News that former President Jacques Chirac has been found guilty of corruption rocked France Thursday.
Chirac, the first former head of state to face prosecution since the World War II era, was convicted Thursday of embezzlement and breach of trust for actions dates from his time as mayor of Paris in the early 1990s.
He received a two-year suspended sentence.
Chirac was found guilty of using his mayoral position to pay members of his Rally for the Republic party for municipal jobs that did not exist.
Chirac was not present for the reading of the verdict and had been exempted from attending the trial when his doctors provided a report stating he suffered from "severe" and "irreversible" neurological disorders.
His adopted daughter Anh Dao Traxel attended the hearing.
Throughout the trial Chirac denied the accusations and a statement read by his lawyers during the trial said he was "not at fault."
The verdict is set to surprise many in France as the prosecution had urged the judge to acquit Chirac and the nine others accused in the trial.

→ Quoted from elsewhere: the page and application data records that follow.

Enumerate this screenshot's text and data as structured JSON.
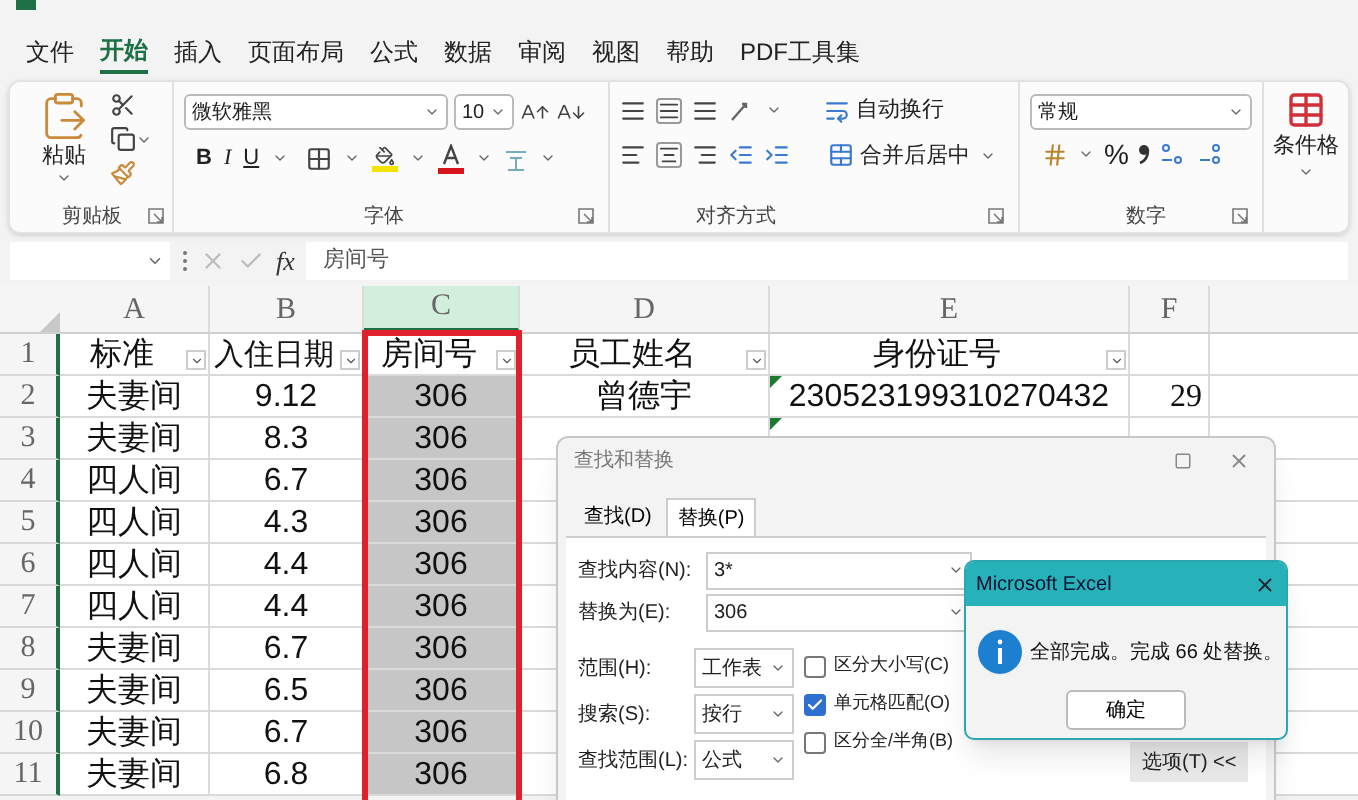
{
  "menu_tabs": [
    {
      "label": "文件",
      "selected": false
    },
    {
      "label": "开始",
      "selected": true
    },
    {
      "label": "插入",
      "selected": false
    },
    {
      "label": "页面布局",
      "selected": false
    },
    {
      "label": "公式",
      "selected": false
    },
    {
      "label": "数据",
      "selected": false
    },
    {
      "label": "审阅",
      "selected": false
    },
    {
      "label": "视图",
      "selected": false
    },
    {
      "label": "帮助",
      "selected": false
    },
    {
      "label": "PDF工具集",
      "selected": false
    }
  ],
  "ribbon": {
    "clipboard": {
      "paste": "粘贴",
      "group": "剪贴板"
    },
    "font": {
      "font_name": "微软雅黑",
      "font_size": "10",
      "bold": "B",
      "italic": "I",
      "underline": "U",
      "group": "字体"
    },
    "alignment": {
      "wrap": "自动换行",
      "merge": "合并后居中",
      "group": "对齐方式"
    },
    "number": {
      "format": "常规",
      "percent": "%",
      "group": "数字"
    },
    "styles": {
      "conditional": "条件格"
    }
  },
  "formula_bar": {
    "fx": "fx",
    "value": "房间号"
  },
  "sheet": {
    "columns": [
      {
        "label": "A",
        "selected": false
      },
      {
        "label": "B",
        "selected": false
      },
      {
        "label": "C",
        "selected": true
      },
      {
        "label": "D",
        "selected": false
      },
      {
        "label": "E",
        "selected": false
      },
      {
        "label": "F",
        "selected": false
      }
    ],
    "header_row": {
      "num": "1",
      "filter": true,
      "cells": [
        "标准",
        "入住日期",
        "房间号",
        "员工姓名",
        "身份证号"
      ]
    },
    "rows": [
      {
        "num": "2",
        "error_mark": true,
        "cells": [
          "夫妻间",
          "9.12",
          "306",
          "曾德宇",
          "230523199310270432",
          "29"
        ]
      },
      {
        "num": "3",
        "error_mark": true,
        "cells": [
          "夫妻间",
          "8.3",
          "306"
        ]
      },
      {
        "num": "4",
        "cells": [
          "四人间",
          "6.7",
          "306"
        ]
      },
      {
        "num": "5",
        "cells": [
          "四人间",
          "4.3",
          "306"
        ]
      },
      {
        "num": "6",
        "cells": [
          "四人间",
          "4.4",
          "306"
        ]
      },
      {
        "num": "7",
        "cells": [
          "四人间",
          "4.4",
          "306"
        ]
      },
      {
        "num": "8",
        "cells": [
          "夫妻间",
          "6.7",
          "306"
        ]
      },
      {
        "num": "9",
        "cells": [
          "夫妻间",
          "6.5",
          "306"
        ]
      },
      {
        "num": "10",
        "cells": [
          "夫妻间",
          "6.7",
          "306"
        ]
      },
      {
        "num": "11",
        "cells": [
          "夫妻间",
          "6.8",
          "306"
        ]
      }
    ]
  },
  "find_dialog": {
    "title": "查找和替换",
    "tabs": [
      {
        "label": "查找(D)",
        "selected": false
      },
      {
        "label": "替换(P)",
        "selected": true
      }
    ],
    "find_label": "查找内容(N):",
    "find_value": "3*",
    "replace_label": "替换为(E):",
    "replace_value": "306",
    "options": [
      {
        "label": "范围(H):",
        "value": "工作表"
      },
      {
        "label": "搜索(S):",
        "value": "按行"
      },
      {
        "label": "查找范围(L):",
        "value": "公式"
      }
    ],
    "checkboxes": [
      {
        "label": "区分大小写(C)",
        "checked": false
      },
      {
        "label": "单元格匹配(O)",
        "checked": true
      },
      {
        "label": "区分全/半角(B)",
        "checked": false
      }
    ],
    "options_button": "选项(T) <<"
  },
  "message_box": {
    "title": "Microsoft Excel",
    "text": "全部完成。完成 66 处替换。",
    "button": "确定"
  }
}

Chirac, who was mayor of Paris from 1977 to 1995, is the first former French head of state to be convicted since Marshal Philippe Petain, leader of the Vichy regime, who was found guilty in 1945 of collaborating with the Nazi occupiers.